• ACTIVITY: Find the word "ipconfig" in the data below and copy each line that holds it.

• SUPPLIED RECORDS:
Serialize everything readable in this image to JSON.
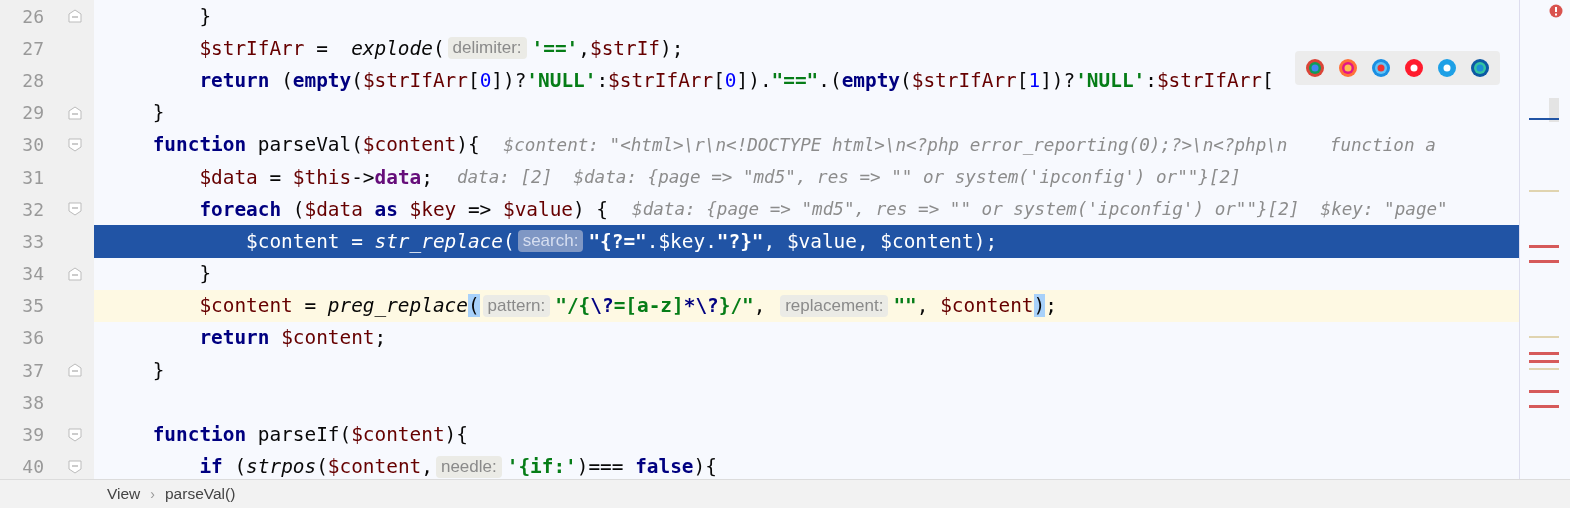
{
  "editor": {
    "lines": [
      {
        "number": "26",
        "kind": "fold-end",
        "selected": false,
        "current": false,
        "tokens": [
          {
            "kind": "plain",
            "text": "        }"
          }
        ]
      },
      {
        "number": "27",
        "kind": "plain",
        "selected": false,
        "current": false,
        "tokens": [
          {
            "kind": "var",
            "text": "        $strIfArr"
          },
          {
            "kind": "plain",
            "text": " =  "
          },
          {
            "kind": "fn",
            "text": "explode"
          },
          {
            "kind": "plain",
            "text": "("
          },
          {
            "kind": "hint",
            "text": "delimiter:"
          },
          {
            "kind": "str",
            "text": "'=='"
          },
          {
            "kind": "plain",
            "text": ","
          },
          {
            "kind": "var",
            "text": "$strIf"
          },
          {
            "kind": "plain",
            "text": ");"
          }
        ]
      },
      {
        "number": "28",
        "kind": "plain",
        "selected": false,
        "current": false,
        "tokens": [
          {
            "kind": "kw",
            "text": "        return"
          },
          {
            "kind": "plain",
            "text": " ("
          },
          {
            "kind": "kw",
            "text": "empty"
          },
          {
            "kind": "plain",
            "text": "("
          },
          {
            "kind": "var",
            "text": "$strIfArr"
          },
          {
            "kind": "plain",
            "text": "["
          },
          {
            "kind": "num",
            "text": "0"
          },
          {
            "kind": "plain",
            "text": "])?"
          },
          {
            "kind": "str",
            "text": "'NULL'"
          },
          {
            "kind": "plain",
            "text": ":"
          },
          {
            "kind": "var",
            "text": "$strIfArr"
          },
          {
            "kind": "plain",
            "text": "["
          },
          {
            "kind": "num",
            "text": "0"
          },
          {
            "kind": "plain",
            "text": "])."
          },
          {
            "kind": "str",
            "text": "\"==\""
          },
          {
            "kind": "plain",
            "text": ".("
          },
          {
            "kind": "kw",
            "text": "empty"
          },
          {
            "kind": "plain",
            "text": "("
          },
          {
            "kind": "var",
            "text": "$strIfArr"
          },
          {
            "kind": "plain",
            "text": "["
          },
          {
            "kind": "num",
            "text": "1"
          },
          {
            "kind": "plain",
            "text": "])?"
          },
          {
            "kind": "str",
            "text": "'NULL'"
          },
          {
            "kind": "plain",
            "text": ":"
          },
          {
            "kind": "var",
            "text": "$strIfArr"
          },
          {
            "kind": "plain",
            "text": "["
          }
        ]
      },
      {
        "number": "29",
        "kind": "fold-end",
        "selected": false,
        "current": false,
        "tokens": [
          {
            "kind": "plain",
            "text": "    }"
          }
        ]
      },
      {
        "number": "30",
        "kind": "fold-start",
        "selected": false,
        "current": false,
        "tokens": [
          {
            "kind": "kw",
            "text": "    function"
          },
          {
            "kind": "plain",
            "text": " parseVal("
          },
          {
            "kind": "var",
            "text": "$content"
          },
          {
            "kind": "plain",
            "text": "){"
          },
          {
            "kind": "debug",
            "text": "$content: \"<html>\\r\\n<!DOCTYPE html>\\n<?php error_reporting(0);?>\\n<?php\\n    function a"
          }
        ]
      },
      {
        "number": "31",
        "kind": "plain",
        "selected": false,
        "current": false,
        "tokens": [
          {
            "kind": "var",
            "text": "        $data"
          },
          {
            "kind": "plain",
            "text": " = "
          },
          {
            "kind": "var",
            "text": "$this"
          },
          {
            "kind": "plain",
            "text": "->"
          },
          {
            "kind": "field",
            "text": "data"
          },
          {
            "kind": "plain",
            "text": ";"
          },
          {
            "kind": "debug",
            "text": "data: [2]  $data: {page => \"md5\", res => \"\" or system('ipconfig') or\"\"}[2]"
          }
        ]
      },
      {
        "number": "32",
        "kind": "fold-start",
        "selected": false,
        "current": false,
        "tokens": [
          {
            "kind": "kw",
            "text": "        foreach"
          },
          {
            "kind": "plain",
            "text": " ("
          },
          {
            "kind": "var",
            "text": "$data"
          },
          {
            "kind": "kw",
            "text": " as "
          },
          {
            "kind": "var",
            "text": "$key"
          },
          {
            "kind": "plain",
            "text": " => "
          },
          {
            "kind": "var",
            "text": "$value"
          },
          {
            "kind": "plain",
            "text": ") {"
          },
          {
            "kind": "debug",
            "text": "$data: {page => \"md5\", res => \"\" or system('ipconfig') or\"\"}[2]  $key: \"page\""
          }
        ]
      },
      {
        "number": "33",
        "kind": "plain",
        "selected": true,
        "current": false,
        "tokens": [
          {
            "kind": "var",
            "text": "            $content"
          },
          {
            "kind": "plain",
            "text": " = "
          },
          {
            "kind": "fn",
            "text": "str_replace"
          },
          {
            "kind": "plain",
            "text": "("
          },
          {
            "kind": "hint",
            "text": "search:"
          },
          {
            "kind": "str",
            "text": "\"{?=\""
          },
          {
            "kind": "plain",
            "text": "."
          },
          {
            "kind": "var",
            "text": "$key"
          },
          {
            "kind": "plain",
            "text": "."
          },
          {
            "kind": "str",
            "text": "\"?}\""
          },
          {
            "kind": "plain",
            "text": ", "
          },
          {
            "kind": "var",
            "text": "$value"
          },
          {
            "kind": "plain",
            "text": ", "
          },
          {
            "kind": "var",
            "text": "$content"
          },
          {
            "kind": "plain",
            "text": ");"
          }
        ]
      },
      {
        "number": "34",
        "kind": "fold-end",
        "selected": false,
        "current": false,
        "tokens": [
          {
            "kind": "plain",
            "text": "        }"
          }
        ]
      },
      {
        "number": "35",
        "kind": "plain",
        "selected": false,
        "current": true,
        "tokens": [
          {
            "kind": "var",
            "text": "        $content"
          },
          {
            "kind": "plain",
            "text": " = "
          },
          {
            "kind": "fn",
            "text": "preg_replace"
          },
          {
            "kind": "match",
            "text": "("
          },
          {
            "kind": "hint",
            "text": "pattern:"
          },
          {
            "kind": "str",
            "text": "\"/{"
          },
          {
            "kind": "esc",
            "text": "\\?"
          },
          {
            "kind": "str",
            "text": "=[a-z]"
          },
          {
            "kind": "esc",
            "text": "*\\?"
          },
          {
            "kind": "str",
            "text": "}/\""
          },
          {
            "kind": "plain",
            "text": ", "
          },
          {
            "kind": "hint",
            "text": "replacement:"
          },
          {
            "kind": "str",
            "text": "\"\""
          },
          {
            "kind": "plain",
            "text": ", "
          },
          {
            "kind": "var",
            "text": "$content"
          },
          {
            "kind": "match",
            "text": ")"
          },
          {
            "kind": "plain",
            "text": ";"
          }
        ]
      },
      {
        "number": "36",
        "kind": "plain",
        "selected": false,
        "current": false,
        "tokens": [
          {
            "kind": "kw",
            "text": "        return"
          },
          {
            "kind": "var",
            "text": " $content"
          },
          {
            "kind": "plain",
            "text": ";"
          }
        ]
      },
      {
        "number": "37",
        "kind": "fold-end",
        "selected": false,
        "current": false,
        "tokens": [
          {
            "kind": "plain",
            "text": "    }"
          }
        ]
      },
      {
        "number": "38",
        "kind": "plain",
        "selected": false,
        "current": false
      },
      {
        "number": "39",
        "kind": "fold-start",
        "selected": false,
        "current": false,
        "tokens": [
          {
            "kind": "kw",
            "text": "    function"
          },
          {
            "kind": "plain",
            "text": " parseIf("
          },
          {
            "kind": "var",
            "text": "$content"
          },
          {
            "kind": "plain",
            "text": "){"
          }
        ]
      },
      {
        "number": "40",
        "kind": "fold-start",
        "selected": false,
        "current": false,
        "tokens": [
          {
            "kind": "kw",
            "text": "        if"
          },
          {
            "kind": "plain",
            "text": " ("
          },
          {
            "kind": "fn",
            "text": "strpos"
          },
          {
            "kind": "plain",
            "text": "("
          },
          {
            "kind": "var",
            "text": "$content"
          },
          {
            "kind": "plain",
            "text": ","
          },
          {
            "kind": "hint",
            "text": "needle:"
          },
          {
            "kind": "str",
            "text": "'{if:'"
          },
          {
            "kind": "plain",
            "text": ")=== "
          },
          {
            "kind": "kw",
            "text": "false"
          },
          {
            "kind": "plain",
            "text": "){"
          }
        ]
      }
    ]
  },
  "breadcrumbs": [
    "View",
    "parseVal()"
  ],
  "breadcrumb_separator": "›"
}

• WRITTEN REPLY:
            "text": "data: [2]  $data: {page => \"md5\", res => \"\" or system('ipconfig') or\"\"}[2]"
            "text": "$data: {page => \"md5\", res => \"\" or system('ipconfig') or\"\"}[2]  $key: \"page\""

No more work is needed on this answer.